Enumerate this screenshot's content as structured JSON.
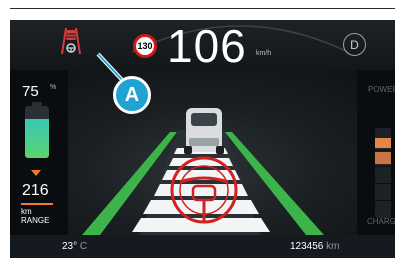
{
  "header": {
    "speed_limit": "130",
    "speed": "106",
    "speed_unit": "km/h",
    "gear": "D",
    "adas_icon": "lane-assist-car-icon"
  },
  "battery": {
    "percent": "75",
    "percent_symbol": "%",
    "level": 0.75,
    "range_value": "216",
    "range_unit": "km",
    "range_label": "RANGE",
    "indicator_color": "#f07c2a"
  },
  "gauge": {
    "power_label": "POWER",
    "charge_label": "CHARGE",
    "accent_color": "#e8834a"
  },
  "footer": {
    "temperature": "23°",
    "temperature_unit": "C",
    "odometer": "123456",
    "odometer_unit": "km"
  },
  "callout": {
    "label": "A",
    "color": "#1ea3d3"
  },
  "scene": {
    "lane_color": "#3db449",
    "steering_color": "#d32020",
    "car_icon": "car-ahead-icon",
    "steering_icon": "steering-wheel-icon"
  }
}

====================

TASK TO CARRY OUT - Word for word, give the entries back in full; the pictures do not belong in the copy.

EXERCISE SOLUTION -
Enumerate this screenshot's content as structured JSON.
{
  "header": {
    "speed_limit": "130",
    "speed": "106",
    "speed_unit": "km/h",
    "gear": "D",
    "adas_icon": "lane-assist-car-icon"
  },
  "battery": {
    "percent": "75",
    "percent_symbol": "%",
    "level": 0.75,
    "range_value": "216",
    "range_unit": "km",
    "range_label": "RANGE",
    "indicator_color": "#f07c2a"
  },
  "gauge": {
    "power_label": "POWER",
    "charge_label": "CHARGE",
    "accent_color": "#e8834a"
  },
  "footer": {
    "temperature": "23°",
    "temperature_unit": "C",
    "odometer": "123456",
    "odometer_unit": "km"
  },
  "callout": {
    "label": "A",
    "color": "#1ea3d3"
  },
  "scene": {
    "lane_color": "#3db449",
    "steering_color": "#d32020",
    "car_icon": "car-ahead-icon",
    "steering_icon": "steering-wheel-icon"
  }
}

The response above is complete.